Mirror mirror on the wall….you are a liar or maybe I am the one with the warped perceptions of myself.

 I have seen the truth of these words in myself, but also within these words I have seen the lies.

The reality is that I can be domineering. I can be controlling. I can be ugly. I am wounded. I have wounded. I can be graceless. I can be blunt.

But the truth is that my wounds can be used for God’s glory. The truth is that when I wound, I can experience the beautiful gift of forgiveness. The truth is when I am domineering I have the opportunity to submit to the control of my holy, loving, gracious God. The truth is that all the parts of who I am–the good, the bad and the ugly– are all a part of me and who am I to reject what I see in the mirror. Rather than rejecting the ‘less than’ part of myself what if I were to offer those parts of me up to Jesus and surrender to whatever he wants to do to turn those weaknesses into a strength.

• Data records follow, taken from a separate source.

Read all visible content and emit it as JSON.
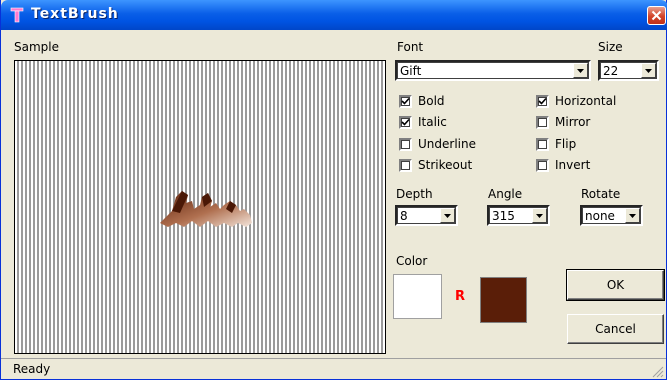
{
  "window": {
    "title": "TextBrush",
    "app_icon": "T-letter-icon",
    "close_icon": "close-icon"
  },
  "sample": {
    "label": "Sample",
    "preview_text": "Abc"
  },
  "font": {
    "label": "Font",
    "value": "Gift"
  },
  "size": {
    "label": "Size",
    "value": "22"
  },
  "options": {
    "bold": {
      "label": "Bold",
      "checked": true
    },
    "italic": {
      "label": "Italic",
      "checked": true
    },
    "underline": {
      "label": "Underline",
      "checked": false
    },
    "strikeout": {
      "label": "Strikeout",
      "checked": false
    },
    "horizontal": {
      "label": "Horizontal",
      "checked": true
    },
    "mirror": {
      "label": "Mirror",
      "checked": false
    },
    "flip": {
      "label": "Flip",
      "checked": false
    },
    "invert": {
      "label": "Invert",
      "checked": false
    }
  },
  "depth": {
    "label": "Depth",
    "value": "8"
  },
  "angle": {
    "label": "Angle",
    "value": "315"
  },
  "rotate": {
    "label": "Rotate",
    "value": "none"
  },
  "color": {
    "label": "Color",
    "background_swatch": "#ffffff",
    "channel_marker": "R",
    "channel_marker_color": "#ff0000",
    "selected_swatch": "#5a1e08"
  },
  "buttons": {
    "ok": "OK",
    "cancel": "Cancel"
  },
  "status": {
    "text": "Ready"
  },
  "colors": {
    "titlebar": "#0054e3",
    "dialog_face": "#ece9d8"
  }
}
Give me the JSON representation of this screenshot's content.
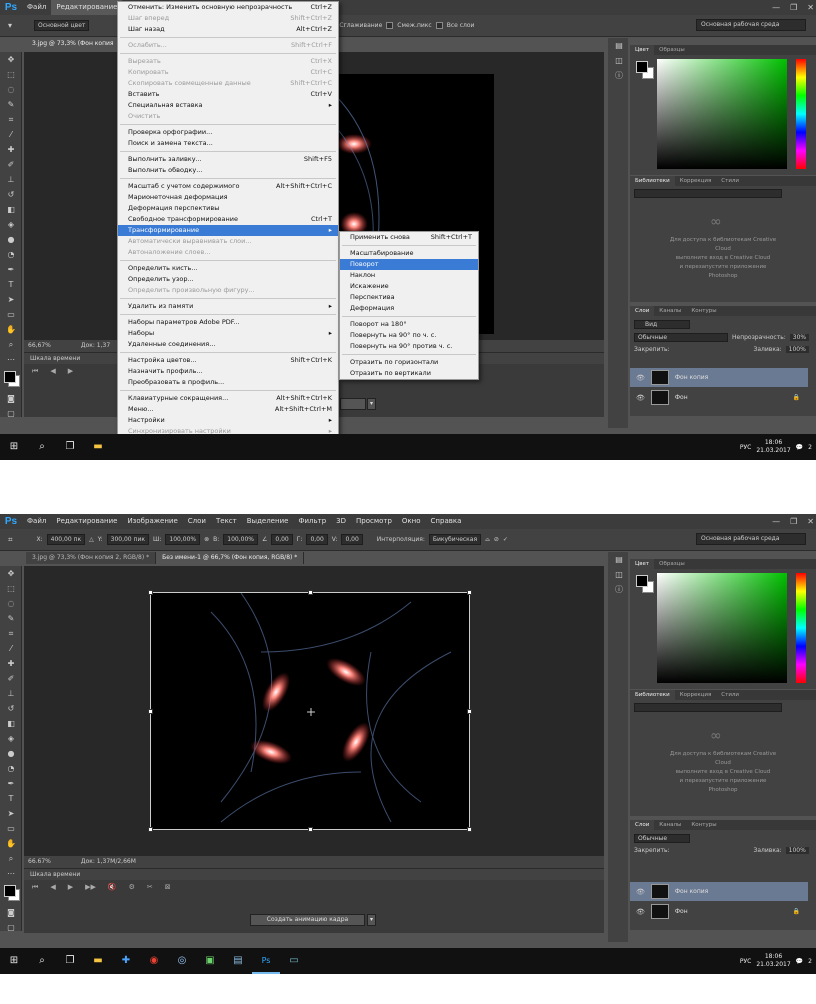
{
  "shot1": {
    "menubar": [
      "Файл",
      "Редактирование",
      "Изображение",
      "Слои",
      "Текст",
      "Выделение",
      "Фильтр",
      "3D",
      "Просмотр",
      "Окно",
      "Справка"
    ],
    "active_menu": "Редактирование",
    "options": {
      "mode": "Основной цвет",
      "smoothing": "Сглаживание",
      "contiguous": "Смеж.пикс",
      "all_layers": "Все слои"
    },
    "workspace": "Основная рабочая среда",
    "doc_tab": "3.jpg @ 73,3% (Фон копия",
    "zoom": "66,67%",
    "doc_size": "Док: 1,37",
    "timeline_title": "Шкала времени",
    "edit_menu": [
      {
        "label": "Отменить: Изменить основную непрозрачность",
        "sc": "Ctrl+Z",
        "dis": false
      },
      {
        "label": "Шаг вперед",
        "sc": "Shift+Ctrl+Z",
        "dis": true
      },
      {
        "label": "Шаг назад",
        "sc": "Alt+Ctrl+Z",
        "dis": false
      },
      {
        "sep": true
      },
      {
        "label": "Ослабить...",
        "sc": "Shift+Ctrl+F",
        "dis": true
      },
      {
        "sep": true
      },
      {
        "label": "Вырезать",
        "sc": "Ctrl+X",
        "dis": true
      },
      {
        "label": "Копировать",
        "sc": "Ctrl+C",
        "dis": true
      },
      {
        "label": "Скопировать совмещенные данные",
        "sc": "Shift+Ctrl+C",
        "dis": true
      },
      {
        "label": "Вставить",
        "sc": "Ctrl+V",
        "dis": false
      },
      {
        "label": "Специальная вставка",
        "sc": "",
        "dis": false,
        "arrow": true
      },
      {
        "label": "Очистить",
        "sc": "",
        "dis": true
      },
      {
        "sep": true
      },
      {
        "label": "Проверка орфографии...",
        "sc": "",
        "dis": false
      },
      {
        "label": "Поиск и замена текста...",
        "sc": "",
        "dis": false
      },
      {
        "sep": true
      },
      {
        "label": "Выполнить заливку...",
        "sc": "Shift+F5",
        "dis": false
      },
      {
        "label": "Выполнить обводку...",
        "sc": "",
        "dis": false
      },
      {
        "sep": true
      },
      {
        "label": "Масштаб с учетом содержимого",
        "sc": "Alt+Shift+Ctrl+C",
        "dis": false
      },
      {
        "label": "Марионеточная деформация",
        "sc": "",
        "dis": false
      },
      {
        "label": "Деформация перспективы",
        "sc": "",
        "dis": false
      },
      {
        "label": "Свободное трансформирование",
        "sc": "Ctrl+T",
        "dis": false
      },
      {
        "label": "Трансформирование",
        "sc": "",
        "dis": false,
        "hl": true,
        "arrow": true
      },
      {
        "label": "Автоматически выравнивать слои...",
        "sc": "",
        "dis": true
      },
      {
        "label": "Автоналожение слоев...",
        "sc": "",
        "dis": true
      },
      {
        "sep": true
      },
      {
        "label": "Определить кисть...",
        "sc": "",
        "dis": false
      },
      {
        "label": "Определить узор...",
        "sc": "",
        "dis": false
      },
      {
        "label": "Определить произвольную фигуру...",
        "sc": "",
        "dis": true
      },
      {
        "sep": true
      },
      {
        "label": "Удалить из памяти",
        "sc": "",
        "dis": false,
        "arrow": true
      },
      {
        "sep": true
      },
      {
        "label": "Наборы параметров Adobe PDF...",
        "sc": "",
        "dis": false
      },
      {
        "label": "Наборы",
        "sc": "",
        "dis": false,
        "arrow": true
      },
      {
        "label": "Удаленные соединения...",
        "sc": "",
        "dis": false
      },
      {
        "sep": true
      },
      {
        "label": "Настройка цветов...",
        "sc": "Shift+Ctrl+K",
        "dis": false
      },
      {
        "label": "Назначить профиль...",
        "sc": "",
        "dis": false
      },
      {
        "label": "Преобразовать в профиль...",
        "sc": "",
        "dis": false
      },
      {
        "sep": true
      },
      {
        "label": "Клавиатурные сокращения...",
        "sc": "Alt+Shift+Ctrl+K",
        "dis": false
      },
      {
        "label": "Меню...",
        "sc": "Alt+Shift+Ctrl+M",
        "dis": false
      },
      {
        "label": "Настройки",
        "sc": "",
        "dis": false,
        "arrow": true
      },
      {
        "label": "Синхронизировать настройки",
        "sc": "",
        "dis": true,
        "arrow": true
      }
    ],
    "transform_menu": [
      {
        "label": "Применить снова",
        "sc": "Shift+Ctrl+T"
      },
      {
        "sep": true
      },
      {
        "label": "Масштабирование",
        "sc": ""
      },
      {
        "label": "Поворот",
        "sc": "",
        "hl": true
      },
      {
        "label": "Наклон",
        "sc": ""
      },
      {
        "label": "Искажение",
        "sc": ""
      },
      {
        "label": "Перспектива",
        "sc": ""
      },
      {
        "label": "Деформация",
        "sc": ""
      },
      {
        "sep": true
      },
      {
        "label": "Поворот на 180°",
        "sc": ""
      },
      {
        "label": "Повернуть на 90° по ч. с.",
        "sc": ""
      },
      {
        "label": "Повернуть на 90° против ч. с.",
        "sc": ""
      },
      {
        "sep": true
      },
      {
        "label": "Отразить по горизонтали",
        "sc": ""
      },
      {
        "label": "Отразить по вертикали",
        "sc": ""
      }
    ]
  },
  "shot2": {
    "menubar": [
      "Файл",
      "Редактирование",
      "Изображение",
      "Слои",
      "Текст",
      "Выделение",
      "Фильтр",
      "3D",
      "Просмотр",
      "Окно",
      "Справка"
    ],
    "options": {
      "x_label": "X:",
      "x": "400,00 пк",
      "y_label": "Y:",
      "y": "300,00 пик",
      "w_label": "Ш:",
      "w": "100,00%",
      "h_label": "В:",
      "h": "100,00%",
      "angle": "0,00",
      "h_skew_label": "Г:",
      "h_skew": "0,00",
      "v_skew_label": "V:",
      "v_skew": "0,00",
      "interp_label": "Интерполяция:",
      "interp": "Бикубическая"
    },
    "workspace": "Основная рабочая среда",
    "doc_tabs": [
      "3.jpg @ 73,3% (Фон копия 2, RGB/8) *",
      "Без имени-1 @ 66,7% (Фон копия, RGB/8) *"
    ],
    "zoom": "66.67%",
    "doc_size": "Док: 1,37М/2,66М",
    "timeline_title": "Шкала времени",
    "make_video": "Создать анимацию кадра"
  },
  "panels": {
    "color_tabs": [
      "Цвет",
      "Образцы"
    ],
    "lib_tabs": [
      "Библиотеки",
      "Коррекция",
      "Стили"
    ],
    "lib_message": [
      "Для доступа к библиотекам Creative",
      "Cloud",
      "выполните вход в Creative Cloud",
      "и перезапустите приложение",
      "Photoshop"
    ],
    "layers_tabs": [
      "Слои",
      "Каналы",
      "Контуры"
    ],
    "kind": "Вид",
    "blend": "Обычные",
    "opacity_label": "Непрозрачность:",
    "opacity": "30%",
    "lock_label": "Закрепить:",
    "fill_label": "Заливка:",
    "fill": "100%",
    "layers": [
      {
        "name": "Фон копия",
        "selected": true
      },
      {
        "name": "Фон",
        "selected": false
      }
    ]
  },
  "taskbar": {
    "lang": "РУС",
    "time": "18:06",
    "date": "21.03.2017",
    "notif": "2"
  }
}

Don’t misunderstand me. I am not giving myself license to be the worst side of me, I am giving myself grace to grow into the best side of me and that side is only found in Jesus Christ. If I am going to grow then I can expect failures. But failures are not a sign that I failed per se, they are an opportunity to grow in a specific tangible way. Only in him can we be our best and if we detect patterns of thought that produce our worst, and we don’t hold them up to him like a child holding up a broken lovey and saying ‘fix?’ then I am not submitting to whatever he wants to do to turn those weaknesses into strengths.

the truth within these words is that there is redemption through Jesus Christ.

Mirror mirror on the wall, who is the fairest of them all….

forgiven one

chosen one

loved one





joy filled


full of grace

covered in grace

What does your mirror say?